■ Exercise requirements
You are asked to filter the data below and copy every line holding "layout".
☆ ☆ ☆
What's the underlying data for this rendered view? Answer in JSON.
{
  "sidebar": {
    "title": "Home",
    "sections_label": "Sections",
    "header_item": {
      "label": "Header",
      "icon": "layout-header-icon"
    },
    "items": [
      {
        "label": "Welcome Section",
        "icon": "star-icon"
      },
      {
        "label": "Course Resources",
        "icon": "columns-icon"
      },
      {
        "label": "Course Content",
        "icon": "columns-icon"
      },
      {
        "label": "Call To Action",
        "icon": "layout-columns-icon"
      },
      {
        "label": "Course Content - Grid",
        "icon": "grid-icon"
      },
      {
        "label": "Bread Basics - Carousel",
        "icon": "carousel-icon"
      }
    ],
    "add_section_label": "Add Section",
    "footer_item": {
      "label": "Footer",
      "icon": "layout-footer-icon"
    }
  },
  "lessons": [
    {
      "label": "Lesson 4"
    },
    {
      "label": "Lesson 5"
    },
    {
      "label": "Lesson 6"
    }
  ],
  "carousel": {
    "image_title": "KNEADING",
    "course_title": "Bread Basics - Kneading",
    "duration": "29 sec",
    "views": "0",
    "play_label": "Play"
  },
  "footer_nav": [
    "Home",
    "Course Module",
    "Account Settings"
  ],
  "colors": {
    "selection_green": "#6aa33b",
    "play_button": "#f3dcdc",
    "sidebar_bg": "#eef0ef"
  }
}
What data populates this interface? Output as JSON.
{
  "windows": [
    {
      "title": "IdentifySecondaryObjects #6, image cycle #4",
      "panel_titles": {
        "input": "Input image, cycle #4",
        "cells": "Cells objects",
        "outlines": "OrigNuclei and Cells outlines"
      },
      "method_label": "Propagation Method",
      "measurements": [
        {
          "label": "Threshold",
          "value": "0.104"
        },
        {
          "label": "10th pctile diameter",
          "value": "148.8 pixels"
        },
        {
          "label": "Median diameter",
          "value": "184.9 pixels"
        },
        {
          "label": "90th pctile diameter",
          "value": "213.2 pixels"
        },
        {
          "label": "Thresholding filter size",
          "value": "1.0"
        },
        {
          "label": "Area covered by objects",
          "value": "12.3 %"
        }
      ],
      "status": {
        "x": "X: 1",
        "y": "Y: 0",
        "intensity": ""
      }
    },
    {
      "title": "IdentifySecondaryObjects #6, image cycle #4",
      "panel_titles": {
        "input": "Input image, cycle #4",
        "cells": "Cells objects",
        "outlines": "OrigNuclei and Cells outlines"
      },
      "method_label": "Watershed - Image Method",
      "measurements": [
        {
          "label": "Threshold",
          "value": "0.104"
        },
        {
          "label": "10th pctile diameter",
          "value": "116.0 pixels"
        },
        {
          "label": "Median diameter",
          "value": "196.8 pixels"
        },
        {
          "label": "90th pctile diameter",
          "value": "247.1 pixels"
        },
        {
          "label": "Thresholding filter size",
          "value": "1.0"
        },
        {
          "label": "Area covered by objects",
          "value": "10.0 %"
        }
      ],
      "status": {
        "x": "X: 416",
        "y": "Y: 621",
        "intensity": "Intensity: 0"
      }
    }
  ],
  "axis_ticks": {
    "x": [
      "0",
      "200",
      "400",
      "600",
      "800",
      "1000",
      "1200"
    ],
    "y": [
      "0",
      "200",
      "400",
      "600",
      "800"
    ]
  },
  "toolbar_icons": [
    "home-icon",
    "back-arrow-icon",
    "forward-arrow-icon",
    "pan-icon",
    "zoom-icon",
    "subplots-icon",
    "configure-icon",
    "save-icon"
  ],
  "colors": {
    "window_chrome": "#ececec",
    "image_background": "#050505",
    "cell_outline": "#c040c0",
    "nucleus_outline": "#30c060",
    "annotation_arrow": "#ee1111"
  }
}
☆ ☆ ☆
■ Response to this exercise
      "icon": "layout-header-icon"
        "icon": "layout-columns-icon"
      "icon": "layout-footer-icon"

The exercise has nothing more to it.